(Beginning of SOURCE DATA)

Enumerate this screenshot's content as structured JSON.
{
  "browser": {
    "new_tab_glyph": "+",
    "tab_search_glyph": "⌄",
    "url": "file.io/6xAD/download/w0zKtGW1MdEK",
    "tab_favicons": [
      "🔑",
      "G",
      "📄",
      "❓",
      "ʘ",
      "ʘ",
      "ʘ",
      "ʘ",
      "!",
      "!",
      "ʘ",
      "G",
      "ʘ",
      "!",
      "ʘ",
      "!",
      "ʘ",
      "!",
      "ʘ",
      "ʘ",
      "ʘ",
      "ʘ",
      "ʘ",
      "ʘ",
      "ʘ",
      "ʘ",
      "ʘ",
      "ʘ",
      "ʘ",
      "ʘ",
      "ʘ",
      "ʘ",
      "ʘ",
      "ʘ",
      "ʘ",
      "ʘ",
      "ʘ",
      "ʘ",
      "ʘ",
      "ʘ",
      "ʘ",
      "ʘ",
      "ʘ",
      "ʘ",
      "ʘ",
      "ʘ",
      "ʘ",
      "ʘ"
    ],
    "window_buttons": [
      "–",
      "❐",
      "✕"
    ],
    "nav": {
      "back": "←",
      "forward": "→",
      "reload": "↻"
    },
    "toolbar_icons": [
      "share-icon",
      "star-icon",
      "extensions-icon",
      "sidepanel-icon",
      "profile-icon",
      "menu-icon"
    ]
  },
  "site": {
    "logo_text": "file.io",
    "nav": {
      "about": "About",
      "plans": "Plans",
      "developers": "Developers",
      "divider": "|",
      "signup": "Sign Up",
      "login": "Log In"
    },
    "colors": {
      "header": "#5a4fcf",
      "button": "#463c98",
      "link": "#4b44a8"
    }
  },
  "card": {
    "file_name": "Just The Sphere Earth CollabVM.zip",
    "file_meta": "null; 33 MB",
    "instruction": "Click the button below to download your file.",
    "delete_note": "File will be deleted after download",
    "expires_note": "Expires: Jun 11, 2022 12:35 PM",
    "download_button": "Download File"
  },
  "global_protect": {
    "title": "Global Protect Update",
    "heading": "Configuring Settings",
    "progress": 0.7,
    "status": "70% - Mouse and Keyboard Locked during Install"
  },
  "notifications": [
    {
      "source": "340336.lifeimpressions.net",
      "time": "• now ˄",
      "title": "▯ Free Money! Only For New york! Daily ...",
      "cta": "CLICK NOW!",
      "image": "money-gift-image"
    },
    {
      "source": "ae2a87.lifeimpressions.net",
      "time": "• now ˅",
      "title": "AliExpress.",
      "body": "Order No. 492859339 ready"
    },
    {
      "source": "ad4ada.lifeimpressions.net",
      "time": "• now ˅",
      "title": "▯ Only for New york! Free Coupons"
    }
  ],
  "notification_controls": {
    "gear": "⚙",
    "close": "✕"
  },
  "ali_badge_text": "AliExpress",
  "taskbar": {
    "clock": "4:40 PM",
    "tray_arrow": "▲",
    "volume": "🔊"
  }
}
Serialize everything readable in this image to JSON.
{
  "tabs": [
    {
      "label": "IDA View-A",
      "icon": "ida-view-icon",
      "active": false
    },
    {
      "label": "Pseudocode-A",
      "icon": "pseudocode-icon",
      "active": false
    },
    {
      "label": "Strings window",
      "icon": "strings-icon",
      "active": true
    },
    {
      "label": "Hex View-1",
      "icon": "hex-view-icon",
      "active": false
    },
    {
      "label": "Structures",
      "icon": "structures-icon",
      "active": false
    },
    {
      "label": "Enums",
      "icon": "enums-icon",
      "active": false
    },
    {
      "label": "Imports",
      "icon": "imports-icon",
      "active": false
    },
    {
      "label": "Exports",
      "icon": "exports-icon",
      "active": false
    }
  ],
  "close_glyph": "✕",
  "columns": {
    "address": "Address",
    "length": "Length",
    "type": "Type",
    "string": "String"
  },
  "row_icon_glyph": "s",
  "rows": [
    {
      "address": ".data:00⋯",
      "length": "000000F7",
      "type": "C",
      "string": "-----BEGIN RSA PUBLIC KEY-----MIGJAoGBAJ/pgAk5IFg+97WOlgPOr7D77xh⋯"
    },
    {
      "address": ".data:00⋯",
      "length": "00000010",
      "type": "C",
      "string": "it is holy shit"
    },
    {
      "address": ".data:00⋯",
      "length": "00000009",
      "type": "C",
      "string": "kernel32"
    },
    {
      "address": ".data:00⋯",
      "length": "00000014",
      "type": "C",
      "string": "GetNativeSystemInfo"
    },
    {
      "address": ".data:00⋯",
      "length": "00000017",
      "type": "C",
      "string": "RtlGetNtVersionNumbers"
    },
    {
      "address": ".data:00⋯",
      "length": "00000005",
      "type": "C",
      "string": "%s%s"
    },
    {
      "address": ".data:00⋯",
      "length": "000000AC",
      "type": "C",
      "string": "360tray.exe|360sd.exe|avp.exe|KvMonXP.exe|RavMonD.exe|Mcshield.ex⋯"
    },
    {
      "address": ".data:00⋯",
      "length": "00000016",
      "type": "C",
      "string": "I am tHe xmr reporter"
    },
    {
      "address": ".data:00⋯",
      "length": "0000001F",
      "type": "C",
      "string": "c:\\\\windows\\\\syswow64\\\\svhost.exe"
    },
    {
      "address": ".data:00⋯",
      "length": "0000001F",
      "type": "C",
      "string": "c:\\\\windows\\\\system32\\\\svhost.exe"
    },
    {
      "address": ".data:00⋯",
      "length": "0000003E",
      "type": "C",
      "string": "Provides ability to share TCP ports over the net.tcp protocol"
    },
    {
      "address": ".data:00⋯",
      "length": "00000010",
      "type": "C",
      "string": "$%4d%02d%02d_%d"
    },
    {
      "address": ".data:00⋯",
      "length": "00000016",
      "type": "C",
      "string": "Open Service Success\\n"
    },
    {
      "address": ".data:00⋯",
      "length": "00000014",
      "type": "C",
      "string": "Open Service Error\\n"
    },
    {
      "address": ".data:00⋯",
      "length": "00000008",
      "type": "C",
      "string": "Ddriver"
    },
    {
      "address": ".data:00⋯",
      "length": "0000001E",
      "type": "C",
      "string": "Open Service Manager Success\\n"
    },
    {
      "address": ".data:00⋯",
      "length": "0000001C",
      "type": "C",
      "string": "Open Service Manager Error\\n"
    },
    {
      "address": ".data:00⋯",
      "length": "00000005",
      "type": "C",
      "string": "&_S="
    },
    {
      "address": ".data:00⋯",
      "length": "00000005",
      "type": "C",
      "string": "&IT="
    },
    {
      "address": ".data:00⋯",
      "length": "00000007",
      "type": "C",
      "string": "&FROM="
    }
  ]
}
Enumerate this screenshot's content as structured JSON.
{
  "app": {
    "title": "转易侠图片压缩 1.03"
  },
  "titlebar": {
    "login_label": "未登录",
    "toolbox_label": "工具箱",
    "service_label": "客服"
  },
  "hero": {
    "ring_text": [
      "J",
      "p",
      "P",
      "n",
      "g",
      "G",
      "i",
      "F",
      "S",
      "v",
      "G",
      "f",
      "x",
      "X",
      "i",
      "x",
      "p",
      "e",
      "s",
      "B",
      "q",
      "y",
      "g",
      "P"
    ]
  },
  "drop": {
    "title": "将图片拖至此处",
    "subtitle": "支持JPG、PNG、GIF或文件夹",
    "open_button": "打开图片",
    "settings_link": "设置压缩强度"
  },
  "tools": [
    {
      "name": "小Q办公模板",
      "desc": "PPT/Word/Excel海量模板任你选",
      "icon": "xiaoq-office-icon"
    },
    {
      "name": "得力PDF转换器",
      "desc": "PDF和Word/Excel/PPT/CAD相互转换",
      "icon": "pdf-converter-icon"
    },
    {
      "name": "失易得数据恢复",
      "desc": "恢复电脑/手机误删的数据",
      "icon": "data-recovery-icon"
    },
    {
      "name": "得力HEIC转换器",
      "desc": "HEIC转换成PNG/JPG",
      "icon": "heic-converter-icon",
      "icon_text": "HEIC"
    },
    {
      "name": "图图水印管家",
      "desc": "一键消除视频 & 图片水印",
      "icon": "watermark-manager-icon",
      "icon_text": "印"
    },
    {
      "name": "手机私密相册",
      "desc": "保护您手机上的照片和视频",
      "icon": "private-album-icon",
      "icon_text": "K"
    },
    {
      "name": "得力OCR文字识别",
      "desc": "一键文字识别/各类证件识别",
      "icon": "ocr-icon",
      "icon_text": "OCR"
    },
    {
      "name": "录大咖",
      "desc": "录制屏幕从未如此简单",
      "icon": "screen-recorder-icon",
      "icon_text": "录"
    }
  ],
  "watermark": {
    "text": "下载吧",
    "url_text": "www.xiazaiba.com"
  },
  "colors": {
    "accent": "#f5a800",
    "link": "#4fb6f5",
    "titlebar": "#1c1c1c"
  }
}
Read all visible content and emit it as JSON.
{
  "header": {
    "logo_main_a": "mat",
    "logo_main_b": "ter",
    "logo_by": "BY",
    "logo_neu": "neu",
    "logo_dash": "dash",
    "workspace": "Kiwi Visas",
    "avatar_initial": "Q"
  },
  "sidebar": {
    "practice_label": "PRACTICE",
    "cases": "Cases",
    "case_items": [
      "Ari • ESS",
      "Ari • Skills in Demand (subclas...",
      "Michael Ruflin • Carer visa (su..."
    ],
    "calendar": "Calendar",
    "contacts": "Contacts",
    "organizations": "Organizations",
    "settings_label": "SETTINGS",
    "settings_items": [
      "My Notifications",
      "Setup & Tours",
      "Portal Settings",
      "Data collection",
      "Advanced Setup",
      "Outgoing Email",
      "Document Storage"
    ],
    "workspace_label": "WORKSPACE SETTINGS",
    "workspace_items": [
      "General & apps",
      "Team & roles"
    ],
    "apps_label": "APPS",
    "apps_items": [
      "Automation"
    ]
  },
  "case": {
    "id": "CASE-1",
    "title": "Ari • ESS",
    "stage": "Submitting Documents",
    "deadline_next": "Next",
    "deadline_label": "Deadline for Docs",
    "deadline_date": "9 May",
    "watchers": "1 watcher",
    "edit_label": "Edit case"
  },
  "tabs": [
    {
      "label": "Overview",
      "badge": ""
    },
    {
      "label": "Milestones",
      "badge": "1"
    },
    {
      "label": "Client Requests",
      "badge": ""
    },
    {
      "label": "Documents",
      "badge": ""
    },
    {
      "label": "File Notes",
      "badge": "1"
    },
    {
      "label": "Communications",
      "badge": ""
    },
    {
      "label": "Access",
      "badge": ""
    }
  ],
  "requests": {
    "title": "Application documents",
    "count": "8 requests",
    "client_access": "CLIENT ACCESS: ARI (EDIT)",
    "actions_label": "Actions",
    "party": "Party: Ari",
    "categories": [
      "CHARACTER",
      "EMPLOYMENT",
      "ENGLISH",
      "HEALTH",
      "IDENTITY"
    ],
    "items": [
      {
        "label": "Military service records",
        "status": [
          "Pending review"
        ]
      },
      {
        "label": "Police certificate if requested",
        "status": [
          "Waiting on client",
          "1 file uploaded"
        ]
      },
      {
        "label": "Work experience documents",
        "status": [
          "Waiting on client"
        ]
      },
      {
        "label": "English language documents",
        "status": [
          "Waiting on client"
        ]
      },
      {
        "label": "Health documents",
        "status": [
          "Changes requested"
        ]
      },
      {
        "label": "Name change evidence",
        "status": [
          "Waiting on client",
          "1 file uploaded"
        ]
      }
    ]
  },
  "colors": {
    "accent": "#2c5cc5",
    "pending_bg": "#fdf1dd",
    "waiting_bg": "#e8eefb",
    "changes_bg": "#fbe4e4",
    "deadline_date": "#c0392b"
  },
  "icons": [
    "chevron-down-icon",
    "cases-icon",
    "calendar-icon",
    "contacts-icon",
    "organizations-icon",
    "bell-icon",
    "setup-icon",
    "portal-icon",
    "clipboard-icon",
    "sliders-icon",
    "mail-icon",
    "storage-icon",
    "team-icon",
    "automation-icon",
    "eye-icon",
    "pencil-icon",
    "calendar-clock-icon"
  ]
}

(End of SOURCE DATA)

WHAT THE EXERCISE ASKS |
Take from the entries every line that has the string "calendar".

ANSWER TO THIS EXERCISE |
    "calendar": "Calendar",
    "calendar-icon",
    "calendar-clock-icon"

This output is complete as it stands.